Ecuador, Sweden sign Assange deal

WikiLeaks founder Julian Assange could be questioned by authorities after deal between Ecuador and Sweden

Photo by: AP
Photo by: AP

Ecuador's Foreign Minister Ricardo Patino and WikiLeaks founder Julian Assange.

Ecuador and Sweden have signed a pact that would allow WikiLeaks founder Julian Assange to be questioned at Ecuador's embassy in London where he has been for more than three years, the Quito government said.

The legal agreement was signed in the Ecuadorean capital after half a year of negotiations.

"It is, without doubt, an instrument that strengthens bilateral relations and will facilitate, for example, the fulfilment of judicial matters such as the questioning of Mr. Assange," the foreign ministry said in a weekend statement.

Assange, 44, took refuge in the embassy building in June 2012 to avoid extradition to Sweden, where he is wanted for questioning over allegations of sexual assault and rape against two women in 2010. The Australian denies the accusations.

Assange says he fears Sweden will extradite him to the United States where he could be put on trial over WikiLeaks' publication of classified military and diplomatic documents five years ago, one of the largest information leaks in US history.

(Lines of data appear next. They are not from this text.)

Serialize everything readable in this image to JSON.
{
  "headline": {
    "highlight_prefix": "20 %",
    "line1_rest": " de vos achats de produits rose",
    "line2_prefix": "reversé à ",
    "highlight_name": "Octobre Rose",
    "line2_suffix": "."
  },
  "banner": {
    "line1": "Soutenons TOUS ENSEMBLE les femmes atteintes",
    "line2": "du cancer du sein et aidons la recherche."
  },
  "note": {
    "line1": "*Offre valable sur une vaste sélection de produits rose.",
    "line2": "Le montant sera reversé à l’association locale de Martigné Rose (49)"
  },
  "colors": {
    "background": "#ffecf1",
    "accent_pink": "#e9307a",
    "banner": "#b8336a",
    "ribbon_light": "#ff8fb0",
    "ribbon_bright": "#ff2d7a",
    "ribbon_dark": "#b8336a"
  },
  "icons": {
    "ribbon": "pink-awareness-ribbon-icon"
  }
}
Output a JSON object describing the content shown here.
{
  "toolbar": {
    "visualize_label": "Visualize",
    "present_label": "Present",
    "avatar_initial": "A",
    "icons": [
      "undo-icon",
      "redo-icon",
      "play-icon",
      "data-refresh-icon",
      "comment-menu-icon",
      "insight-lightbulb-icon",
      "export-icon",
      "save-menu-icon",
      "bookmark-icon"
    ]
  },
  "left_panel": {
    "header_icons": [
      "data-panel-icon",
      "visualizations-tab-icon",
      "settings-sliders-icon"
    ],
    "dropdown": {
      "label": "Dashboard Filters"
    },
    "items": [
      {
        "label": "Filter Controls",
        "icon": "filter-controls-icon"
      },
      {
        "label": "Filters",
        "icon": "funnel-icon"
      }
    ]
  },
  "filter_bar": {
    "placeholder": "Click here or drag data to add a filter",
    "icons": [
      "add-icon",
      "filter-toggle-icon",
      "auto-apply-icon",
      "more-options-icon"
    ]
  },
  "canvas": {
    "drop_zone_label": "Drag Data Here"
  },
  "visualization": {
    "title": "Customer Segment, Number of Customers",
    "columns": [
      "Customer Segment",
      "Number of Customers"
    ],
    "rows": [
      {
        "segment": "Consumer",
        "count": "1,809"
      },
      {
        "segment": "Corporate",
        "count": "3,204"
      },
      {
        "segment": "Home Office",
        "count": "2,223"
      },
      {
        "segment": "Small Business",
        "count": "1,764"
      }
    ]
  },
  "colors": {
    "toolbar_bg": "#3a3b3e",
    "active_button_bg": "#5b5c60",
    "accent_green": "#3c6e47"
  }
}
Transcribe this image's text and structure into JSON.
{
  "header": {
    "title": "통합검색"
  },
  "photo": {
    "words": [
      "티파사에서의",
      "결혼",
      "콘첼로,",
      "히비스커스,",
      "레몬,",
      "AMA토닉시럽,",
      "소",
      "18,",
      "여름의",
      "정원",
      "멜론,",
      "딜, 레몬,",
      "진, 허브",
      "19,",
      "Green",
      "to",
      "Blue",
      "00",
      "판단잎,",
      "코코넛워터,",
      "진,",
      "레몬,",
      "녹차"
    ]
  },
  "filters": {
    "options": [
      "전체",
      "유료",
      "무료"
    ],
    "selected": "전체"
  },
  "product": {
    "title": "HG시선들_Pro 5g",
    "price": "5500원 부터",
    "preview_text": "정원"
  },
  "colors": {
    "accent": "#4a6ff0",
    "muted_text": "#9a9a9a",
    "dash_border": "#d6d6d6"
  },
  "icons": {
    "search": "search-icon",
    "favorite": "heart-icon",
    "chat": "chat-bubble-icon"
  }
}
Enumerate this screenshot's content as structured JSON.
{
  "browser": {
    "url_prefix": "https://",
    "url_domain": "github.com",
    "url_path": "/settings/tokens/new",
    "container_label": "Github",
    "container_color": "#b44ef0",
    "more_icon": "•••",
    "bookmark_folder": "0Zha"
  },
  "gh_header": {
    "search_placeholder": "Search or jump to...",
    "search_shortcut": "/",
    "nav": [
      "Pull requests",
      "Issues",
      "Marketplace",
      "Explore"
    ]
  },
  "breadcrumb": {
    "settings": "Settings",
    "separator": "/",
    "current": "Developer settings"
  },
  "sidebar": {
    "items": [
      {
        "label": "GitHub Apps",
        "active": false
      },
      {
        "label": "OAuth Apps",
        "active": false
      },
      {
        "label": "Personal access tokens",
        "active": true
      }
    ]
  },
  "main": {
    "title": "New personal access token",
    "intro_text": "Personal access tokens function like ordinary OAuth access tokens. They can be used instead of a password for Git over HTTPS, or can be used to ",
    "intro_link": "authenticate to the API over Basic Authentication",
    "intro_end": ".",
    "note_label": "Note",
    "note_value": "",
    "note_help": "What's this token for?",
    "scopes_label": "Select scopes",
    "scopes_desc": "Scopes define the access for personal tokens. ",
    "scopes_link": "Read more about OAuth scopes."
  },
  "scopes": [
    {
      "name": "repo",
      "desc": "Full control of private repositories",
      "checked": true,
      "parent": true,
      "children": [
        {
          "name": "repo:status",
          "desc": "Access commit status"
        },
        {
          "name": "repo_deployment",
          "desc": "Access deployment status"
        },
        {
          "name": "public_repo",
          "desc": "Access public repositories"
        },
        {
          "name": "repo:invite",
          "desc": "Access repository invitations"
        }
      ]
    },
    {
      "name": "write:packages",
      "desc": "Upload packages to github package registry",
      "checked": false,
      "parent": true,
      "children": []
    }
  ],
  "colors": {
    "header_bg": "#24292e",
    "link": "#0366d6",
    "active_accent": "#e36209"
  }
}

Britain has accused Ecuador of preventing the course of justice by allowing Assange to remain in its embassy in the upmarket central London area of Knightsbridge.